P.S. Accreditation is not important in my view, especially for the elementary years. I only mentioned it because I think Laurel Springs bills itself as accredited. I wasn't sure if it was a deciding factor.
TRUSTING LAUREL SPRINGS WITH MY SON'S EDUCATION WAS THE BIGGEST MISTAKE OF MY LIFE. My son needed one course to graduate and was referred by Beverly Hills High School to complete the class at Laurel Springs. My son worked day and night, and the entire family monitored him closely. He was on the last lesson before the final, his completion bar was at 84%, and we were all very excited about it. About a week before the deadline and as he was preparing to take the final, his LS counselor reached out to me for the first time ever to say he was only 13% complete. In shock, we rushed to the computer to find everything had changed. Instead of 8 lessons, there were 18, and nearly all the grades he received for his work which I had seen with my own eyes, were almost wiped clean except for two lessons. My son had no choice but to start again from the beginning after I begged the school district to extend the deadline to finish the course. Unbelievably, when he was almost finished, it happened again. He was on lesson 15, two lessons to go, then the final and 10 days before the new deadline. They said he was only 21% complete and hadn't logged on in several weeks, while I saw him working on their website everyday, often 14 hours a day. The school was very dismissive and refused to give a refund, even though my son will not receive his diploma because of their flawed system. The most laughable thing, even though I could cry, is that they claim that they were monitoring him very closely. The only time his counselor ever reached out to me is just days before his target deadline to say he was on the beginning lessons, WHICH HE WAS NOT. I wish I had never heard of Laurel Springs, and now, my son's life will be impacted by it forever in ways we'll never really know..
I have used Calvert school curriculum for the last 8 years and am very happy with them. They supply you with a guide of what do do each day with your student. So you don't have to prepare each day's work. They have been around for over 100 years and are used by our military all over the world. Even President Obama studied with Calvert.

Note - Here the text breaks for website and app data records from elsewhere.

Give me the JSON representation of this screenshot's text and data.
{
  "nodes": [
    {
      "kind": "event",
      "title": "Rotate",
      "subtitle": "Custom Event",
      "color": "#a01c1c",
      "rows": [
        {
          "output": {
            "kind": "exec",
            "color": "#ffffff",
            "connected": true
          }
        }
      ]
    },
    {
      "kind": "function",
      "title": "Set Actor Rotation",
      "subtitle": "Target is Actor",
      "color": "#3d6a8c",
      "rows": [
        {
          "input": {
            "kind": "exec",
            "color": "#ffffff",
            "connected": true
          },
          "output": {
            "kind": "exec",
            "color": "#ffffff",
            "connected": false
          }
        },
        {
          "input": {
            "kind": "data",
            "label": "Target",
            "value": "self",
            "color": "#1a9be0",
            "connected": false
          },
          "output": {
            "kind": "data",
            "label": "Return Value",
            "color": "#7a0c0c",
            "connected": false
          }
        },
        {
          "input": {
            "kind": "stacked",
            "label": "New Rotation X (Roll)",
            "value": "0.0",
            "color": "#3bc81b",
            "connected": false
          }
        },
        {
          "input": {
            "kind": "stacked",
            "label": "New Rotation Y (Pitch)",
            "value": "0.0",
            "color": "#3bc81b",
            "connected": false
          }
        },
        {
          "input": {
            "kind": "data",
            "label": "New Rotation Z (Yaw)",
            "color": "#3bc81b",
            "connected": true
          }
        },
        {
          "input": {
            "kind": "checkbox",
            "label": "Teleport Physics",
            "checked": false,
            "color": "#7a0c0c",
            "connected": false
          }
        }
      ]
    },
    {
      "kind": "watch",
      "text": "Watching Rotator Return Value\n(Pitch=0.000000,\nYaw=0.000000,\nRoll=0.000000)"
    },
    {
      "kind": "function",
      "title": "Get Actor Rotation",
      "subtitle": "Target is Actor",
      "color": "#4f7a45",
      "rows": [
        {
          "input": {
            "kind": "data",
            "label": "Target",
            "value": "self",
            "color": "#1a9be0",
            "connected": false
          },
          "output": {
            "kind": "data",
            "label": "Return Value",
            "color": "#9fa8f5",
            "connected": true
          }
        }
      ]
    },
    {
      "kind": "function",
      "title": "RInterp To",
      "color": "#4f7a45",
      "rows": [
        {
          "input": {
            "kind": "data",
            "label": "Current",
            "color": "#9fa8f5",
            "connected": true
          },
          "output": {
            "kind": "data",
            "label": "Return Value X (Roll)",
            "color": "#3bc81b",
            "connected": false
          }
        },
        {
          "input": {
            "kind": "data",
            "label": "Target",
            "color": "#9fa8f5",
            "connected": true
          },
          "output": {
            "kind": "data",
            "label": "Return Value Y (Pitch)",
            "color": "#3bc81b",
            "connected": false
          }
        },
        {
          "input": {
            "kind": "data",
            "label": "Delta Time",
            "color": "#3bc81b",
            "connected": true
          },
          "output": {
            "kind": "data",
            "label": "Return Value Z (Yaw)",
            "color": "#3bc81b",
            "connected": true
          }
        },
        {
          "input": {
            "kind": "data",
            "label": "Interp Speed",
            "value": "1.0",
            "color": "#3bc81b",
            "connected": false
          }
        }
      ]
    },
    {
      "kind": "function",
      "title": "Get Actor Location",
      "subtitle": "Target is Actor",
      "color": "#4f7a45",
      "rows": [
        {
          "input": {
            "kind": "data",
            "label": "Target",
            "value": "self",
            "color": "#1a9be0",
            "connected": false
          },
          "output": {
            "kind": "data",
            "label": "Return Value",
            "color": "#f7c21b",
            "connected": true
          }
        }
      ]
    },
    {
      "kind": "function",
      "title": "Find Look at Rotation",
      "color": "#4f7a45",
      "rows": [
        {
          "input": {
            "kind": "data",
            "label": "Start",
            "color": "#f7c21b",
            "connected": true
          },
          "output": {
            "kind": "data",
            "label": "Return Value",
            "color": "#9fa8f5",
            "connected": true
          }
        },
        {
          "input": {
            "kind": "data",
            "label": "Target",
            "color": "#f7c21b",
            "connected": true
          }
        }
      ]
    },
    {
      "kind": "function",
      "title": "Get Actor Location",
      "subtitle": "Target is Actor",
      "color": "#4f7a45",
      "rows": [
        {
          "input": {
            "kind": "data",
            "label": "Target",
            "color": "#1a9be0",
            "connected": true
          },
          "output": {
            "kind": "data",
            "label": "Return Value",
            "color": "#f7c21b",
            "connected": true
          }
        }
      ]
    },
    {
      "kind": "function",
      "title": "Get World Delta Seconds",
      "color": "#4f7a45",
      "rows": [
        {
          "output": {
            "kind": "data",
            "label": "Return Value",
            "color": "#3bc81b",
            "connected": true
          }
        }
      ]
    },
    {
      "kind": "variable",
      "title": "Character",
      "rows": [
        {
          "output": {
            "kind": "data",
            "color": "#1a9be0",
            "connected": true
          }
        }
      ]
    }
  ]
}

They have 2 choices of math curriculum. I prefer the Math in Focus. It is based on Singapore math. They provide both books and online games and activities for your child and they have even paired up with Brain Pop and Discovery Education Streaming online to enhance learning. Check them out:
I also was not too pleased with Laurel Spring, which I used for my daughter when she was in 5th grade. It was quite expensive, and I felt I had to rush through the curriculum in order to finish before their self-imposed deadline (if you don't finish on time, you have to pay extra just to continue using their curriculum). I also didn't like how it wound up like I was "teaching by the test" (they have students take exams pretty frequently and also answer a variety of questions after reading each lesson). Because of having to finish before the deadline, I couldn't stop to explain certain concepts better to my daughter when she was having trouble understanding them.
The only nice things about their program were that they have several online clubs that students can join in order to interact with each other, and lessons that you can watch as slideshow presentations. Otherwise I don't feel it was worth the cost.
|45 members and 16,321 guests|
|a-sorta-fairytale , bananabee , BarefootBrooke , Bow , Deborah , emmy526 , girlspn , greenemami , hillymum , Iron Princess , jwood723 , katelove , Katherine73 , kathymuggle , Kelleybug , lerlisha , lhargrave89 , mama24-7 , Max-the-Dog , Michele123 , Mirzam , moominmamma , NaturallyKait , oceandrop , omarinbox1888 , philomom , redsally , RollerCoasterMama , samaxtics , SarahBovard , sciencemum , shantimama , Skippy918 , Springshowers , sren , ssantos , StarsFall , SweetSilver , worthy , writermama12 , zebra15 , Zilver|
|Most users ever online was 449,755, 06-25-2014 at 12:21 PM.|